seasoned with geographically-specific factoids about homelessness and
pithy little sound bites.  As we watched and listened, a change crept
over the room.  It felt like the summit had been subverted into a trade
show, and here was this guy trying to sell us something.  This would not
have been so bad if the Secretary could have clearly articulated exactly
what it was that he was selling: maybe he was only selling himself.  Mr.
Cuomo is a very intelligent man who processes an amazing overview of
homelessness and poverty in the U.S.  Too bad his passion is so
obviously harnessed to his own political ambitions.  Too bad he placed
his schedule ahead of some of our most human needs.  It seemed
appropriate, somehow, that this guy would be talking affordable housing,
while funding only shelters with HUD's money.

The final straw was broken during a question-and-answer period following
the presentation.  When asked how welfare reform has impacted
homelessness, the Secretary stated: "there is not an increase in
homelessness because of welfare reform".  Guess that goes to show that
whatever personal political ambitions Andrew Cuomo harbors, he still
knows on which side his bread's buttered, and that Alan Greenspan's
testimony truly reflects President Clinton's agenda.  With leaders like
this, it is little wonder why the war on poverty has evolved into
localized pockets of "quality of life" guerrilla combat, inflicting a
spiraling body count of homeless people.

If we are truly prepared to end homelessness in our lifetime, then we
must be prepared to elevate this national dilemma of homelessness and
poverty to the national political arena.  All the Bill Clintons, or Alan
Greenspans, or Andy Cuomos in the world aren't going to effectively make
any significant inroads into homelessness until we hold ALL of the
policy makers and legislators in our Congress, Senate, and the White
House accountable for the misery and death precipitated by their efforts
to swing the moderate vote by pandering to "quality of life" issues .
Why?  Because, like Mr. Cuomo, this nation's elected and appointed
officials persist in their preoccupation with keeping their jobs by
providing more government austerity programs, prisons, guns, and other
"smart bombs on dumb missions" -- all at the expense of America's
poorest people.

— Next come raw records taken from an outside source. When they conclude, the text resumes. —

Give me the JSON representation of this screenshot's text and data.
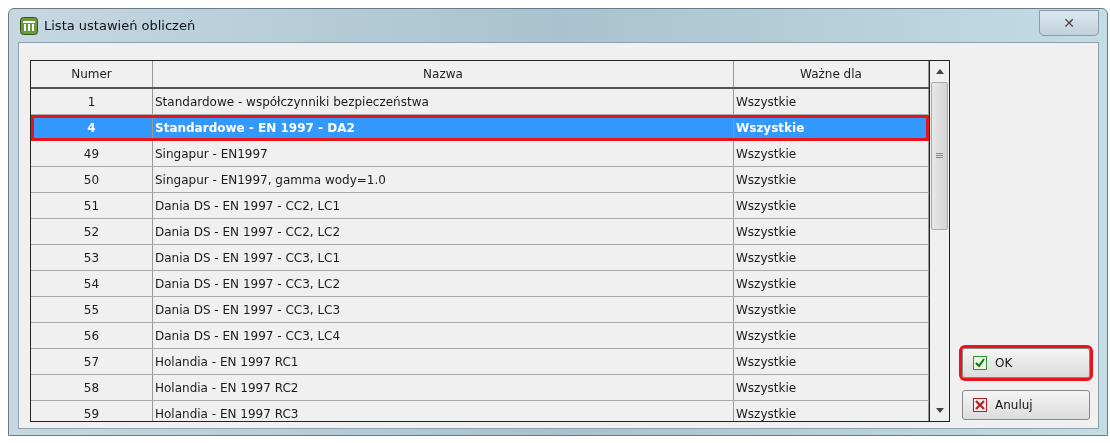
{
  "window": {
    "title": "Lista ustawień obliczeń",
    "close": "✕"
  },
  "table": {
    "columns": [
      "Numer",
      "Nazwa",
      "Ważne dla"
    ],
    "rows": [
      {
        "cells": [
          "1",
          "Standardowe - współczynniki bezpieczeństwa",
          "Wszystkie"
        ],
        "selected": false,
        "highlighted": false
      },
      {
        "cells": [
          "4",
          "Standardowe - EN 1997 - DA2",
          "Wszystkie"
        ],
        "selected": true,
        "highlighted": true
      },
      {
        "cells": [
          "49",
          "Singapur -  EN1997",
          "Wszystkie"
        ],
        "selected": false,
        "highlighted": false
      },
      {
        "cells": [
          "50",
          "Singapur -  EN1997, gamma wody=1.0",
          "Wszystkie"
        ],
        "selected": false,
        "highlighted": false
      },
      {
        "cells": [
          "51",
          "Dania DS - EN 1997 - CC2, LC1",
          "Wszystkie"
        ],
        "selected": false,
        "highlighted": false
      },
      {
        "cells": [
          "52",
          "Dania DS - EN 1997 - CC2, LC2",
          "Wszystkie"
        ],
        "selected": false,
        "highlighted": false
      },
      {
        "cells": [
          "53",
          "Dania DS - EN 1997 - CC3, LC1",
          "Wszystkie"
        ],
        "selected": false,
        "highlighted": false
      },
      {
        "cells": [
          "54",
          "Dania DS - EN 1997 - CC3, LC2",
          "Wszystkie"
        ],
        "selected": false,
        "highlighted": false
      },
      {
        "cells": [
          "55",
          "Dania DS - EN 1997 - CC3, LC3",
          "Wszystkie"
        ],
        "selected": false,
        "highlighted": false
      },
      {
        "cells": [
          "56",
          "Dania DS - EN 1997 - CC3, LC4",
          "Wszystkie"
        ],
        "selected": false,
        "highlighted": false
      },
      {
        "cells": [
          "57",
          "Holandia - EN 1997  RC1",
          "Wszystkie"
        ],
        "selected": false,
        "highlighted": false
      },
      {
        "cells": [
          "58",
          "Holandia - EN 1997  RC2",
          "Wszystkie"
        ],
        "selected": false,
        "highlighted": false
      },
      {
        "cells": [
          "59",
          "Holandia - EN 1997  RC3",
          "Wszystkie"
        ],
        "selected": false,
        "highlighted": false
      }
    ]
  },
  "buttons": [
    {
      "kind": "ok",
      "label": "OK",
      "highlighted": true
    },
    {
      "kind": "cancel",
      "label": "Anuluj",
      "highlighted": false
    }
  ]
}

The Pentagon loomed large outside the plane's window as we departed from
Ronald Reagan National Airport.  It looked like the keyhole to the
mother of all security locks.  If we could turn the key big enough to
fit that one, perhaps we could again unlock America's heart.

chance martin,